Supporting Regulatory Compliance and Ethical Considerations

  • Compliance Checks: Organizations can use microsimulations to ensure that AI applications comply with regulatory requirements, including those outlined in the EU AI Act. Simulating the operation of AI systems under the specific constraints of the law helps identify any areas of non-compliance.
  • Ethical Analysis: Microsimulations can also be used to explore the ethical implications of AI systems, ensuring that their deployment aligns with organizational values and societal norms. This is particularly important for AI applications that have significant impacts on individuals’ rights and privacy.


Soaring into a More Intelligent Future

As teams navigate the evolving regulatory frameworks, such as the EU AI Act, and the ethical considerations inherent in AI deployment, Microsimulations can be a powerful tool for discovery, planning, implementation, training, and testing.
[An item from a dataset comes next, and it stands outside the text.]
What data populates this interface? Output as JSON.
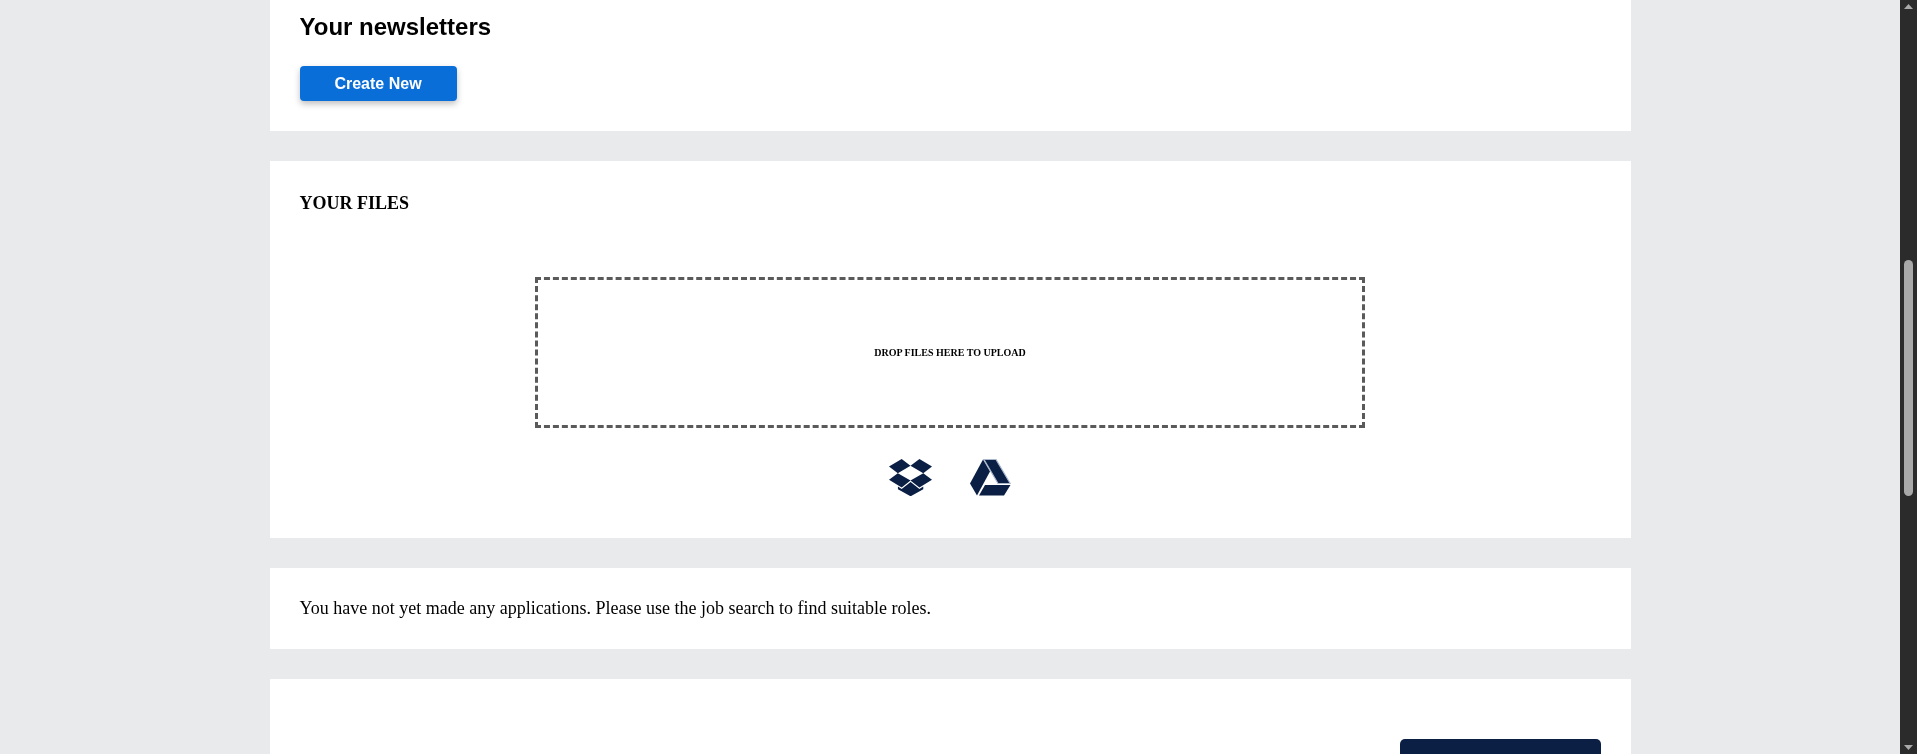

By adopting an iterative test-respond-learn approach as part of a comprehensive AI governance and risk management strategy, we pave the way for a future where AI is deployed safely, ethically, and effectively within the business landscape.

To learn more about how iluminr can help you navigate new terrain shaped by the rapid pace of AI evolution and regulatory compliance, take an AI Microsimulation back to your team, absolutely free. Check out this and many other resources in our Resilience Leader’s AI Toolkit.






Paula Fontana

VP, Global Marketing